Total déjà vu. I'm back from another assessment, sitting yet again at Starbucks (see also here) to decompress before doing daycare pick-up. Except that this time, it's with an Awake tea misto instead of a chai latté.
As it turns out, today's assessment did not at all turn out the way I had expected. The excitement that I blogged about yesterday has quickly dissipated and been replaced by a feeling of helplessness, fear and worry.
This afternoon, my 3 year old received his 5th diagnosis. Yup. No word of a lie. 3 short years, 5 heartbreaking diagnoses. In some respects, each diagnosis gets easier. To a certain extent, you have already gone through grieving the loss of the child you thought you would have. In other ways, each diagnosis reignites your initial fears and worries, reopening a raw wound that you thought had already healed.
Further to Logan's autism assessment, his psychologist had recommended we consult an ADHD specialist who comes to the hospital every few months to consult on very challenging cases. She told us that the goal was to get a second opinion on the autism diagnosis, adjusting the medication for his ADHD and, possibly, prescribing something for anxiety. I think that today was that much harder for me because I didn't at all see what happened coming.
As I sat with the specialist, responding to all sorts of questions while he watched Logan play, I glanced at the questionnaire he was filling in as he spoke with me. The title of the questionnaire was something along the lines of "disruptive mood disorders". And all of a sudden, I realized that the reason for the appointment was not exactly what I had been led to believe. It quickly became clear to me that he was investigating an additional diagnosis.
And so I sat, responding to question after question, wondering whether or not they were assessing my little guy for bipolar disorder. The thought that Logan could potentially have bipolar disorder first popped into my head during our trip to Tremblant last March. However, this concern was shortly replaced with the thought that he might be on the Autism spectrum. Since then, bipolar disorder, or any other similar mental health issue, has been completely off my radar (aside from a possible anxiety disorder).
As I sat in that chair, responding that yes, he tantrums more frequently than 3 times a week (are you kidding me??????). Yes, the tantrums are very intense and very frequent. Yes, they seem disproportionate to whatever they are about. Yes, he is a child who is generally easily irritable. Yes, yes, yes, yes, yes, yes, yes. To each and every question.
And suddenly, those mental health issues weren't just on the radar, they were slapping me across the face, shouting "watch out, here I come".
And so it all went. I knew before the doctor said a word that Logan was being diagnosed with some sort of a mental health disorder. And sure enough, the new label that we can add to our binder of diagnoses is disruptive mood dysregulation disorder.

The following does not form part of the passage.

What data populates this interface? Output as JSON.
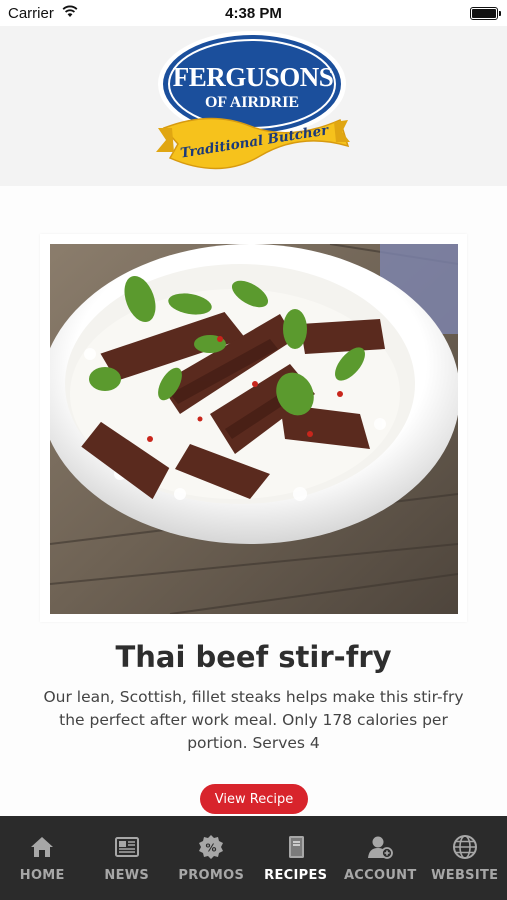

So what is a disruptive mood dysregulation disorder and how is it different from other similar conditions, such as bipolar disorder or oppositional defiant disorder? I have spent my afternoon trying to wrap my mind around this exact question.
Disruptive mood dysregulation disorder is a diagnosis under the category of mood disorders rather than behavioural disorders. It is a new diagnosis, only as of the DSM-V in May 2013. It shares common symptoms with oppositional defiant disorder, but is considered to be more severe. It is somewhat similar to bipolar disorder, except that children with disruptive mood dysregulation disorder present with constant, rather than episodic irritability.
The doctor explained to me that, given that this is not a behavioural disorder, a standard behaviour management approach will not be effective when Logan is not regulated. Which is exactly what we have experienced to date. His ability to comply, regardless of the consequences and supports put into place, varies tremendously based on the current state of his emotional regulation, which fluctuates immensely. The doctor basically said "it is like there is something explosive inside of him that he cannot control". Amen. I wish everyone could understand that.
So what am I feeling after all of this? Sad. Fearful of what the future may hold for him. Protective. And exhausted.
But I also feel misled.
I had high hopes that today would bring answers of medication that might help ease our daily ongoing challenges when, in fact, that was not at all the goal of this appointment. Although we have a deeper understanding, I can't help but feel that we are not a single step closer to much of anything at all. We don't need answers as much as we need help, and that is not what today brought us. Hence, I guess that what I feel most of all is disappointed. Completely and utterly disappointed. And, once again, just a little bit helpless.
As Logan and I left the hospital, walking to the car hand in hand, I said to him "Today was a really hard day for mommy". And he looked up at me with his gorgeous brown eyes and said "Today was a hard day for me too. This bag is really heavy". And I couldn't help but crack up. A reminder that despite my heavy heart today, there are always silver linings.